James Tocchio is a writer and photographer, and the founder of Casual Photophile. He’s spent years researching, collecting, and shooting classic and collectible cameras.

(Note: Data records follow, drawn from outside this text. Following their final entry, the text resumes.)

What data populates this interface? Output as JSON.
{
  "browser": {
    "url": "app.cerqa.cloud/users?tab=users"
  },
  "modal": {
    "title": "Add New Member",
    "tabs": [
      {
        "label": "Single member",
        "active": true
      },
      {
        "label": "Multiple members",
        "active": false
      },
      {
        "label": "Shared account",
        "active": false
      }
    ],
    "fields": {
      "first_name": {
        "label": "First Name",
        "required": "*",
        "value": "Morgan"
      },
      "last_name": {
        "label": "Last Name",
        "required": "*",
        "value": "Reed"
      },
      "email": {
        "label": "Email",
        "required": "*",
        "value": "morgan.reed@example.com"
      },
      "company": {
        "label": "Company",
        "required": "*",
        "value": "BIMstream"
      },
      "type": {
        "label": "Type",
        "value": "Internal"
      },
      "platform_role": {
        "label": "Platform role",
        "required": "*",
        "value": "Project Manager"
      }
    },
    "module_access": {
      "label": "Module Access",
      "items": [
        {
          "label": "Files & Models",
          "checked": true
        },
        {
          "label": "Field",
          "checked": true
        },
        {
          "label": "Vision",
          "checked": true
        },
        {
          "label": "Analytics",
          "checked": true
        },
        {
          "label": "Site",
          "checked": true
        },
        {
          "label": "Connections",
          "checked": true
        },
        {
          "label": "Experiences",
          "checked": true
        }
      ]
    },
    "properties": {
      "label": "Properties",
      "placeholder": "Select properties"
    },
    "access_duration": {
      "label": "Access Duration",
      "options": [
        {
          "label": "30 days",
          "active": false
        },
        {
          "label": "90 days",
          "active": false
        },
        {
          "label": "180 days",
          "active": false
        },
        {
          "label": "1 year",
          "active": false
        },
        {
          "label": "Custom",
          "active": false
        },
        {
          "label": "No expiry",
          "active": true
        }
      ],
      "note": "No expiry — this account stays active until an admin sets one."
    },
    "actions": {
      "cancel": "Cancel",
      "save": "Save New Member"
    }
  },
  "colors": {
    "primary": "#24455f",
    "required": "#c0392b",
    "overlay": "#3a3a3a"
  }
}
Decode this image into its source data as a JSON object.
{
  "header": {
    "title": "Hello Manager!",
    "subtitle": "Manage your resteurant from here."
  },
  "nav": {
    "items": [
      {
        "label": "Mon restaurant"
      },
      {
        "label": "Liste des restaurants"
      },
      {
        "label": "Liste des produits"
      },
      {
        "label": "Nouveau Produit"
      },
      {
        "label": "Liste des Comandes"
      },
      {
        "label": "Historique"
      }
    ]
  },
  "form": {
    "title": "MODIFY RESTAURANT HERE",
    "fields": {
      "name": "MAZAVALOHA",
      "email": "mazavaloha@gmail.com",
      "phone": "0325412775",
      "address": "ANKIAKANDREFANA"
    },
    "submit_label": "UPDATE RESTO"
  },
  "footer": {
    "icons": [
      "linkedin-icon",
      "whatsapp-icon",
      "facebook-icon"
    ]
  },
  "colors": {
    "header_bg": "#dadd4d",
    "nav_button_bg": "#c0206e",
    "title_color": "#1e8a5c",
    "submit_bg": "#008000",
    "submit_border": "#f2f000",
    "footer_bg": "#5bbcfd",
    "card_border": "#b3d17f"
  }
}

In addition to his work here, he’s also the founder of the online camera shop Fstopcameras.com.

All stories by:James Tocchio